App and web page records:
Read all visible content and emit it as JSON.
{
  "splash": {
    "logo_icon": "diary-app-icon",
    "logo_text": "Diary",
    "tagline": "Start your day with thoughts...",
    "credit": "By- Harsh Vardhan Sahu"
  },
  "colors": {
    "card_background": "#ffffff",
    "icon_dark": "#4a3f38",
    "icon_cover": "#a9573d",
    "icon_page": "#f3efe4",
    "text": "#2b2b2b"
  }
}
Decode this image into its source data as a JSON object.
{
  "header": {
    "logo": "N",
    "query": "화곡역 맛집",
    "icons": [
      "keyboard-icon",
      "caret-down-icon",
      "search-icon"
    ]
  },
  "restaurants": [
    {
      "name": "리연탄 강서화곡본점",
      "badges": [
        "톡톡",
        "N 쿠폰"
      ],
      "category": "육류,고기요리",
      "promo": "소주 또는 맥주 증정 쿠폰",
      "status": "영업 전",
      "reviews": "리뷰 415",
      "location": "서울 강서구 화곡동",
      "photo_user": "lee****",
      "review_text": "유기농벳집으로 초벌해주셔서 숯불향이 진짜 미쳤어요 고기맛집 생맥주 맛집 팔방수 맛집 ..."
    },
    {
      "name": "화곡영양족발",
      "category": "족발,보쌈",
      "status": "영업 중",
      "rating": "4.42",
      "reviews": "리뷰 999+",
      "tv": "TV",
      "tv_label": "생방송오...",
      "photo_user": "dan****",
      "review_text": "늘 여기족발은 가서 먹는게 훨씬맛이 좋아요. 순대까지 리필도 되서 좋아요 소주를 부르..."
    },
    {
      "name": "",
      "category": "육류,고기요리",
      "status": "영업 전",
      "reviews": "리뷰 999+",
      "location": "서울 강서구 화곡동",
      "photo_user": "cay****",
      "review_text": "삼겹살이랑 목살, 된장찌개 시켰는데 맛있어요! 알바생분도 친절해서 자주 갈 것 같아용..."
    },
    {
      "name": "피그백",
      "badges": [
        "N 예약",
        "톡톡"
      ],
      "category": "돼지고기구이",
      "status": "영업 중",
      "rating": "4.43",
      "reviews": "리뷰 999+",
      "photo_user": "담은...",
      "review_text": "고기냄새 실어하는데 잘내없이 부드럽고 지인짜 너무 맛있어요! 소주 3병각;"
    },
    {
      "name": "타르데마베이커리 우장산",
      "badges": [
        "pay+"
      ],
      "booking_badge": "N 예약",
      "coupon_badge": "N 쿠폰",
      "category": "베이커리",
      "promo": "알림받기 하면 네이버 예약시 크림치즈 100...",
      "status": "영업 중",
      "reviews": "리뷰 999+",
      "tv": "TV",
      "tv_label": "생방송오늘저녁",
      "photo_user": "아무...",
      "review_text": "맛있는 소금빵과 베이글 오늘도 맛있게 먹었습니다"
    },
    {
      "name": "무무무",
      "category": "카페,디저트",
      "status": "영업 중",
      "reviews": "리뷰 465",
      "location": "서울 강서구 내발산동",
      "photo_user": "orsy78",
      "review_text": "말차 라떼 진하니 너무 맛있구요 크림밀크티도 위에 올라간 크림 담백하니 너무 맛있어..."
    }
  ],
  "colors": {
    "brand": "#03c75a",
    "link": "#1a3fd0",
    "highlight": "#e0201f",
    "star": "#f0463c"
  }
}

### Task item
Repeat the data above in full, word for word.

### The completed task
Read all visible content and emit it as JSON.
{
  "splash": {
    "logo_icon": "diary-app-icon",
    "logo_text": "Diary",
    "tagline": "Start your day with thoughts...",
    "credit": "By- Harsh Vardhan Sahu"
  },
  "colors": {
    "card_background": "#ffffff",
    "icon_dark": "#4a3f38",
    "icon_cover": "#a9573d",
    "icon_page": "#f3efe4",
    "text": "#2b2b2b"
  }
}
Decode this image into its source data as a JSON object.
{
  "header": {
    "logo": "N",
    "query": "화곡역 맛집",
    "icons": [
      "keyboard-icon",
      "caret-down-icon",
      "search-icon"
    ]
  },
  "restaurants": [
    {
      "name": "리연탄 강서화곡본점",
      "badges": [
        "톡톡",
        "N 쿠폰"
      ],
      "category": "육류,고기요리",
      "promo": "소주 또는 맥주 증정 쿠폰",
      "status": "영업 전",
      "reviews": "리뷰 415",
      "location": "서울 강서구 화곡동",
      "photo_user": "lee****",
      "review_text": "유기농벳집으로 초벌해주셔서 숯불향이 진짜 미쳤어요 고기맛집 생맥주 맛집 팔방수 맛집 ..."
    },
    {
      "name": "화곡영양족발",
      "category": "족발,보쌈",
      "status": "영업 중",
      "rating": "4.42",
      "reviews": "리뷰 999+",
      "tv": "TV",
      "tv_label": "생방송오...",
      "photo_user": "dan****",
      "review_text": "늘 여기족발은 가서 먹는게 훨씬맛이 좋아요. 순대까지 리필도 되서 좋아요 소주를 부르..."
    },
    {
      "name": "",
      "category": "육류,고기요리",
      "status": "영업 전",
      "reviews": "리뷰 999+",
      "location": "서울 강서구 화곡동",
      "photo_user": "cay****",
      "review_text": "삼겹살이랑 목살, 된장찌개 시켰는데 맛있어요! 알바생분도 친절해서 자주 갈 것 같아용..."
    },
    {
      "name": "피그백",
      "badges": [
        "N 예약",
        "톡톡"
      ],
      "category": "돼지고기구이",
      "status": "영업 중",
      "rating": "4.43",
      "reviews": "리뷰 999+",
      "photo_user": "담은...",
      "review_text": "고기냄새 실어하는데 잘내없이 부드럽고 지인짜 너무 맛있어요! 소주 3병각;"
    },
    {
      "name": "타르데마베이커리 우장산",
      "badges": [
        "pay+"
      ],
      "booking_badge": "N 예약",
      "coupon_badge": "N 쿠폰",
      "category": "베이커리",
      "promo": "알림받기 하면 네이버 예약시 크림치즈 100...",
      "status": "영업 중",
      "reviews": "리뷰 999+",
      "tv": "TV",
      "tv_label": "생방송오늘저녁",
      "photo_user": "아무...",
      "review_text": "맛있는 소금빵과 베이글 오늘도 맛있게 먹었습니다"
    },
    {
      "name": "무무무",
      "category": "카페,디저트",
      "status": "영업 중",
      "reviews": "리뷰 465",
      "location": "서울 강서구 내발산동",
      "photo_user": "orsy78",
      "review_text": "말차 라떼 진하니 너무 맛있구요 크림밀크티도 위에 올라간 크림 담백하니 너무 맛있어..."
    }
  ],
  "colors": {
    "brand": "#03c75a",
    "link": "#1a3fd0",
    "highlight": "#e0201f",
    "star": "#f0463c"
  }
}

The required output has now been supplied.